As bad as some police may be, they are all subject to laws that have been worked out over centuries. Can those laws be improved? Sure. But I would rather have cops be professionally trained and answerable to the law and to the politicians and voters above them, than rely on untrained militias who use their own instincts. The police do not have authority because they have guns. They have guns because they have authority. I’ll take the Seattle PD over some rapper who declared himself in charge solely because he has an AK-47. 

But by all means, start over from scratch. Don’t cook your food or wash your hands. Don’t tell people that if they commit violence or steal things they’ll be punished. Don’t tell people that private property is a thing. Just don’t be surprised when you get some bowel-stewing illness or be shocked that when you waddle back from the crap pit out by the food prep area, your iPhone is gone and there’s nobody around to do anything about it because it was the Warlord of Woketown who took it. 

Various & Sundry

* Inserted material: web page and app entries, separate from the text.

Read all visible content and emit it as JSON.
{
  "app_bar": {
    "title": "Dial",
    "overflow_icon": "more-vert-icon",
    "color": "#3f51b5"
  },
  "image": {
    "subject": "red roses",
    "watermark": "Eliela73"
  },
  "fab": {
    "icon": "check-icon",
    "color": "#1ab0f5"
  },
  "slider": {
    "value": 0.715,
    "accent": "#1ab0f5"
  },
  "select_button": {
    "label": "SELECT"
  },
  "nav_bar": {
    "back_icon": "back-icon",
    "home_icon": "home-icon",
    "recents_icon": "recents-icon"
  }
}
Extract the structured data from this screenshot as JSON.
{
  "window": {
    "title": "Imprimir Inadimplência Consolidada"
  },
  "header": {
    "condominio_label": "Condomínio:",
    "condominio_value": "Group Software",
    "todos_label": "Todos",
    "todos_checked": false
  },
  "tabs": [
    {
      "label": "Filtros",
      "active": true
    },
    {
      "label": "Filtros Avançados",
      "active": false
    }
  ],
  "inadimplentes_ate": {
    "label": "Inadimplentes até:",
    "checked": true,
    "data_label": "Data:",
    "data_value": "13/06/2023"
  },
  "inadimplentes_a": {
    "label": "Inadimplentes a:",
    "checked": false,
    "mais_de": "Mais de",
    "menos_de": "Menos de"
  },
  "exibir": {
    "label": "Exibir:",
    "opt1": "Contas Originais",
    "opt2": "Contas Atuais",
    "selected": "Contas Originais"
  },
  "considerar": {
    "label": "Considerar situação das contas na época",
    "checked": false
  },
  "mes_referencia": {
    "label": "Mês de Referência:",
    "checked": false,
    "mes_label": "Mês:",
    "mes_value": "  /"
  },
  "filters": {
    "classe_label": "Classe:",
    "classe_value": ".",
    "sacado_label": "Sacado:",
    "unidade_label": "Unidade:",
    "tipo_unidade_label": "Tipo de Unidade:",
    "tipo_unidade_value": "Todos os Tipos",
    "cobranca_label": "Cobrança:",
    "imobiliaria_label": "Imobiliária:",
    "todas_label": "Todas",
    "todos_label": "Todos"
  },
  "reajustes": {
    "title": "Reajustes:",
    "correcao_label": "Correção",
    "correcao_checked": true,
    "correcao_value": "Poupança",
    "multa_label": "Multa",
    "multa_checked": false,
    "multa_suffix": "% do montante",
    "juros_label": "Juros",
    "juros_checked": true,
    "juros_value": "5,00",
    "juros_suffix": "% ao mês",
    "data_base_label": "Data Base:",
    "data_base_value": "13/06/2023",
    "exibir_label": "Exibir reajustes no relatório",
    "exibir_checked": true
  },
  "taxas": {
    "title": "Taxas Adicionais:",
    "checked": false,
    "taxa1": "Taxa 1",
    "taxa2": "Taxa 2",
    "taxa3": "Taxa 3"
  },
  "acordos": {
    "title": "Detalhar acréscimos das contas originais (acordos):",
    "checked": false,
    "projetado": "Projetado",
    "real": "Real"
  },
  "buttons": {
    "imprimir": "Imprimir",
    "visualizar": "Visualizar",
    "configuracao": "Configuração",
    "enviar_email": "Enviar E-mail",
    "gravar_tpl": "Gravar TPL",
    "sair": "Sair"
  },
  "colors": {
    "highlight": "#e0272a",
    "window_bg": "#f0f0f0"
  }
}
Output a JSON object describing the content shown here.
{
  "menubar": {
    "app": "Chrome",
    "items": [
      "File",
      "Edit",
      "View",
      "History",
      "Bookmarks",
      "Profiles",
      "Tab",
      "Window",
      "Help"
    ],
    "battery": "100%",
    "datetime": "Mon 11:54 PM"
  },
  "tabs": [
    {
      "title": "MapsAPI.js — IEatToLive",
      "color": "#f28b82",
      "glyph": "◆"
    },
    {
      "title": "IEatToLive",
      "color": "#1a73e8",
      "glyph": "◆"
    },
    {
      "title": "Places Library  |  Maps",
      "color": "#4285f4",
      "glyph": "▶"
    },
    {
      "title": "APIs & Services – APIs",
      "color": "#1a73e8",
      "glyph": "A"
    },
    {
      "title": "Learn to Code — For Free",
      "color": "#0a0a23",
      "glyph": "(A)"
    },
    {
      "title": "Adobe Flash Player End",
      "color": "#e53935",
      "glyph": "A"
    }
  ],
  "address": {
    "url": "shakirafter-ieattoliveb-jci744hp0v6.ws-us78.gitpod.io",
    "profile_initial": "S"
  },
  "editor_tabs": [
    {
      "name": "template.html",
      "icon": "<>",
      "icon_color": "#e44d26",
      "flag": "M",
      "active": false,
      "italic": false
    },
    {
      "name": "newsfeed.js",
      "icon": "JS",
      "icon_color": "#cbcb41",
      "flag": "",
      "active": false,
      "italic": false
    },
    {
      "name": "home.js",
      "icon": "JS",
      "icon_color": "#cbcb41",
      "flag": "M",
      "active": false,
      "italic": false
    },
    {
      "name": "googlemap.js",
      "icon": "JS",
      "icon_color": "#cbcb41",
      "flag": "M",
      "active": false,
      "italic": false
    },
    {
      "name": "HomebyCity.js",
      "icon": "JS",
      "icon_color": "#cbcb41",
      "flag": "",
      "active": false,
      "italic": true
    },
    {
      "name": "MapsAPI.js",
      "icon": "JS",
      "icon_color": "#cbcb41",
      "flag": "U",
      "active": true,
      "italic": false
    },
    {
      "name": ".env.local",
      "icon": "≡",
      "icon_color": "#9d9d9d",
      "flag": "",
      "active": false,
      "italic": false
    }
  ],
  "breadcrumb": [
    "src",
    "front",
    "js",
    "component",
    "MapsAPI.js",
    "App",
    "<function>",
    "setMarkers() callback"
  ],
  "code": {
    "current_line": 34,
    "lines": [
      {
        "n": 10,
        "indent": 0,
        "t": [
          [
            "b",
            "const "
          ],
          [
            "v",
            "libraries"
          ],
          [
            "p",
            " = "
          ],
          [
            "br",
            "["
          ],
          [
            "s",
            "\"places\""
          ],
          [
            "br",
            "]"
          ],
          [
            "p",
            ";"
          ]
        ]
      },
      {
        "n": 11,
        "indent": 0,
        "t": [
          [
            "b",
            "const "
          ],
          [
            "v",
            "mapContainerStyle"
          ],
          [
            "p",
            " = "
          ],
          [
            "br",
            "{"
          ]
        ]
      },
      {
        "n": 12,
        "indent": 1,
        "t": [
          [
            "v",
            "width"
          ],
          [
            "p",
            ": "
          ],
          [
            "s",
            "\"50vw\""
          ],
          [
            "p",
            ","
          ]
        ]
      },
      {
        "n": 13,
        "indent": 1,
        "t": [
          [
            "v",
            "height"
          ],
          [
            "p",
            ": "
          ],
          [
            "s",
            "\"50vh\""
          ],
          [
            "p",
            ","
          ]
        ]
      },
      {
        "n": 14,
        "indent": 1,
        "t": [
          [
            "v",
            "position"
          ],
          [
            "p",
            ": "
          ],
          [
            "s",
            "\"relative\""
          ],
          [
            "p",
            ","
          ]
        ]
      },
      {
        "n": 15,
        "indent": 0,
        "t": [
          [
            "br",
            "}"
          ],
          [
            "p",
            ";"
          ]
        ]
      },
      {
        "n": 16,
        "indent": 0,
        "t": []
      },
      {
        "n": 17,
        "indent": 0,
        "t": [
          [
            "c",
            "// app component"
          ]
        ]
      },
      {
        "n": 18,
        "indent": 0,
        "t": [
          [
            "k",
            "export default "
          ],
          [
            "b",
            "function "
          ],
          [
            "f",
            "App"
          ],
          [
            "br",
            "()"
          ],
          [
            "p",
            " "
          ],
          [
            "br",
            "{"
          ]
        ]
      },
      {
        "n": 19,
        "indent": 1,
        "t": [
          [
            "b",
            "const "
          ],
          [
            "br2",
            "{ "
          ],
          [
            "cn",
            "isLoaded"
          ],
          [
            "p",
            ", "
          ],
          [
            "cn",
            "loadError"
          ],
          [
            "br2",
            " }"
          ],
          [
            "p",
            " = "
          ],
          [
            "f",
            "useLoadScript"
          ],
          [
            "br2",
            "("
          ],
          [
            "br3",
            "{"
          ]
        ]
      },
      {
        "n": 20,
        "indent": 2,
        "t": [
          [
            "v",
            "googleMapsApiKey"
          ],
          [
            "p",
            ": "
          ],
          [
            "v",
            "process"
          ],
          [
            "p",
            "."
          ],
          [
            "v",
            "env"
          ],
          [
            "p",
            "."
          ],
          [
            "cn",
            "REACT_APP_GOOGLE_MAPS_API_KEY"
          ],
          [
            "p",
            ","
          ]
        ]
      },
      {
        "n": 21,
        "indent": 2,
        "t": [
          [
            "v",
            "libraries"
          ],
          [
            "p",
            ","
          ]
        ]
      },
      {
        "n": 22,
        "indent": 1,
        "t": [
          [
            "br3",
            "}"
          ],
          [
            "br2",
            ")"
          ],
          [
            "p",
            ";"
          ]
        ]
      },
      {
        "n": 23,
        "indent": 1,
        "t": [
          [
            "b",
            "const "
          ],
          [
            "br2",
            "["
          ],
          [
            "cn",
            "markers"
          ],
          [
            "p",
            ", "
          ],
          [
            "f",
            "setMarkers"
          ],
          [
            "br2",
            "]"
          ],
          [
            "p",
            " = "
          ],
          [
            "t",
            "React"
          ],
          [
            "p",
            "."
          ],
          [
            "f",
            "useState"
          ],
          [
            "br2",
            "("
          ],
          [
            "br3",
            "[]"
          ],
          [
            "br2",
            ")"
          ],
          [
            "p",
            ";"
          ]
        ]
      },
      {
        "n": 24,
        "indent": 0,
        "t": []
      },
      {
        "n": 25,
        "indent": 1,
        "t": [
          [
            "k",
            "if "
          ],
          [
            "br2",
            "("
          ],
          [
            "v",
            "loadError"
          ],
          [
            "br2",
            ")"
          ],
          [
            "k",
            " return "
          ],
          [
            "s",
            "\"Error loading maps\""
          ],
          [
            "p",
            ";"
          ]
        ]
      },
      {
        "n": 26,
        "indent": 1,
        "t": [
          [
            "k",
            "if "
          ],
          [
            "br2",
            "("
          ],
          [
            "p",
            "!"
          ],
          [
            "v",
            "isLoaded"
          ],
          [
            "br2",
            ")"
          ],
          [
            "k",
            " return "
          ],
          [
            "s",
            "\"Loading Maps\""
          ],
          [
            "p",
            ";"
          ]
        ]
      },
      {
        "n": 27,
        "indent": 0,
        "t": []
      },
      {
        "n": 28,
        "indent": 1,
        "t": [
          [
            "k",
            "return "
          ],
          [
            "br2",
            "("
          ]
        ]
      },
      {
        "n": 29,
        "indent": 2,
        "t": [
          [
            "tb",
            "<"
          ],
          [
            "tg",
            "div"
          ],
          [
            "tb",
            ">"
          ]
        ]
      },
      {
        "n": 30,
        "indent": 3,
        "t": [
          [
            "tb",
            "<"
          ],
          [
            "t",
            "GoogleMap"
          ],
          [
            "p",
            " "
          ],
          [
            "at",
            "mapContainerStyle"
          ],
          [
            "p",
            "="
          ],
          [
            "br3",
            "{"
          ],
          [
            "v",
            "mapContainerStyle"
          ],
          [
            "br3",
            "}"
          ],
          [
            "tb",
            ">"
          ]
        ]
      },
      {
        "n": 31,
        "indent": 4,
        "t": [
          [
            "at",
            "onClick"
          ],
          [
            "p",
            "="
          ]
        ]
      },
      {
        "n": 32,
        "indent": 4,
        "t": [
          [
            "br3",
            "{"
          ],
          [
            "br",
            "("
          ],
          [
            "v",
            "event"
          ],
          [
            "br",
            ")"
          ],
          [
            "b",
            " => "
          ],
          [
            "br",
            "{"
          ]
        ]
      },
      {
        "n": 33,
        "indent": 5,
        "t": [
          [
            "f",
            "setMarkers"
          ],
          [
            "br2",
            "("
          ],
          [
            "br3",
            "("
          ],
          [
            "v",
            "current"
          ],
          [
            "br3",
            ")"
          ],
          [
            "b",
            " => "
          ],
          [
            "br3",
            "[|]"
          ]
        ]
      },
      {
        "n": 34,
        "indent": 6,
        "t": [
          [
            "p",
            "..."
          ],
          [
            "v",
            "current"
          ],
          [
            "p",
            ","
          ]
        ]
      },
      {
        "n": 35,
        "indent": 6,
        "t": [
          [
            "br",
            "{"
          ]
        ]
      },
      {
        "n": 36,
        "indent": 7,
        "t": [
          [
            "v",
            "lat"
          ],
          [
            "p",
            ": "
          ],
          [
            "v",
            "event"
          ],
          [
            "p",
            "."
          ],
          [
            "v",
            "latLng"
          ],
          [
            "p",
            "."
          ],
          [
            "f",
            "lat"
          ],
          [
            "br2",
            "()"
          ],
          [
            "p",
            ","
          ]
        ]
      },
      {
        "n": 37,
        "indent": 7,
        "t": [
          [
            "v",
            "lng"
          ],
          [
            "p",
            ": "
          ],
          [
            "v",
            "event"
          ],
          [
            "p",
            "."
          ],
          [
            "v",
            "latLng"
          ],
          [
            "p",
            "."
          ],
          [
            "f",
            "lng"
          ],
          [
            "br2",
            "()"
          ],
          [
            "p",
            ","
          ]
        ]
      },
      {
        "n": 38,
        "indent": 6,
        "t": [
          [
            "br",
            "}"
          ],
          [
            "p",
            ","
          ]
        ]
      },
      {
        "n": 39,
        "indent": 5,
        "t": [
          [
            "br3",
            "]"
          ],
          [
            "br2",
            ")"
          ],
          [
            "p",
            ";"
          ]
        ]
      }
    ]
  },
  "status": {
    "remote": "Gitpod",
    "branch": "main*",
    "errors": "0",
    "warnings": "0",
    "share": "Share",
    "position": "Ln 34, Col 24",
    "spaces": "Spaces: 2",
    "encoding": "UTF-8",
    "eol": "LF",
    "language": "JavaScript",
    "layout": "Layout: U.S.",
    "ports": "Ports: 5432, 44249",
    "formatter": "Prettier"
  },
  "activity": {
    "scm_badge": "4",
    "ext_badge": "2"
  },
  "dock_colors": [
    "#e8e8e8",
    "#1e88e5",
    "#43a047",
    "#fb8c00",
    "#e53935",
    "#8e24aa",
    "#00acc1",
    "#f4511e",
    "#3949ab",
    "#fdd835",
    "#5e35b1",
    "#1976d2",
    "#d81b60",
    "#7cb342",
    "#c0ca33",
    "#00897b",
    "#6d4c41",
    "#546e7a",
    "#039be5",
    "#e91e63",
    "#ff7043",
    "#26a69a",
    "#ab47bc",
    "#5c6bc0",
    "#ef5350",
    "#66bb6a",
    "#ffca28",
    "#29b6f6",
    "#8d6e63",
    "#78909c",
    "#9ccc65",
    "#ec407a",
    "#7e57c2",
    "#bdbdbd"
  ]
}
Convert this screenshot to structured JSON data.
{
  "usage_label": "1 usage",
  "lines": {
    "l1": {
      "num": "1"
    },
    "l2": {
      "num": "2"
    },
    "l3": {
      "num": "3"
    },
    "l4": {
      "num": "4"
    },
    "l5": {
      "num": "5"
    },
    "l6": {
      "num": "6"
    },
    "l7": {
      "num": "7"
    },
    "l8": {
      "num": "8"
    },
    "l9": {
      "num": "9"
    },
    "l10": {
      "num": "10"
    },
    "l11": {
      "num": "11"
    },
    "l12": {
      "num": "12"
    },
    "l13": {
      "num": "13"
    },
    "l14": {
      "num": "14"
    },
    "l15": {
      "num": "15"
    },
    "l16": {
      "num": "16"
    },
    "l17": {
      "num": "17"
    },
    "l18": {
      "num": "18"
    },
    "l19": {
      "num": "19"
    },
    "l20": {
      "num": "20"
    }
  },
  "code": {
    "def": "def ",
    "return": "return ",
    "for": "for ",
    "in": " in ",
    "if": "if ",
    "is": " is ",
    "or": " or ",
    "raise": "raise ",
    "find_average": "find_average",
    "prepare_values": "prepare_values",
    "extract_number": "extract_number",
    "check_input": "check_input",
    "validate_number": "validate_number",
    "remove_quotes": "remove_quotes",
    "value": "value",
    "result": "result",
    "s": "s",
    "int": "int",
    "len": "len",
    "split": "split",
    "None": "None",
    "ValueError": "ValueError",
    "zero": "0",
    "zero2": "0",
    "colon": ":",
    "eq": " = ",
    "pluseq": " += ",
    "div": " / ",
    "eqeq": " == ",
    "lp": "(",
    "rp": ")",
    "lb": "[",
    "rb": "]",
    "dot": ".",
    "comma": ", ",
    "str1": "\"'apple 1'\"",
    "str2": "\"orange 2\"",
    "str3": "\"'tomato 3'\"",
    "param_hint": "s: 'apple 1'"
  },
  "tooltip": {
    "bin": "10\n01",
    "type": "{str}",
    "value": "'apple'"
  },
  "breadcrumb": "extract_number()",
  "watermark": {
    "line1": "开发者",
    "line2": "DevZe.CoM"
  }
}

Pippa is being a bad girl. Twice this week she rolled in foulness that required hazmat level cleanings. She also took off her (very expensive) brace in the woods and won’t tell us where she put it. We don’t know why this is happening, but we are not well-pleased. But as Homer Simpson said to that spoiled sandwich, I find myself saying to Pippa, “How can I stay mad at you?” Particularly when she’s clean, she’s remarkably snuggly at home these days. I wish I could explain to her that the rolling creates the requirement for baths. Baths don’t create the requirement for a ball. On walks, Zoë is still mostly all business. And Pippa’s waggle is still functioning within normal parameters

Indeed, all three of the quadruped girls are being quite well behaved on the home front. They seem to have worked out some basic rules. If the spot next to me is open, it’s first come, first serve. Admittedly Zoë still has trouble recognizing Gracie’s squatter’s rights (which makes Gracie more opportunistic and demanding when the dogs are out), but she’s definitely getting better at it. 


And now, the weird stuff

Photograph of the Capitol Hill Autonomous Zone by Jason Redmond/AFP/Getty Images.

Jonah Goldberg is editor-in-chief and co-founder of The Dispatch, based in Washington, D.C. Prior to that, enormous lizards roamed the Earth. More immediately prior to that, Jonah spent two decades at National Review, where he was a senior editor, among other things. He is also a bestselling author, longtime columnist for the Los Angeles Times, commentator for CNN, and a senior fellow at the American Enterprise Institute. When he is not writing the G-File or hosting The Remnant podcast, he finds real joy in family time, attending to his dogs and cat, and blaming Steve Hayes for various things.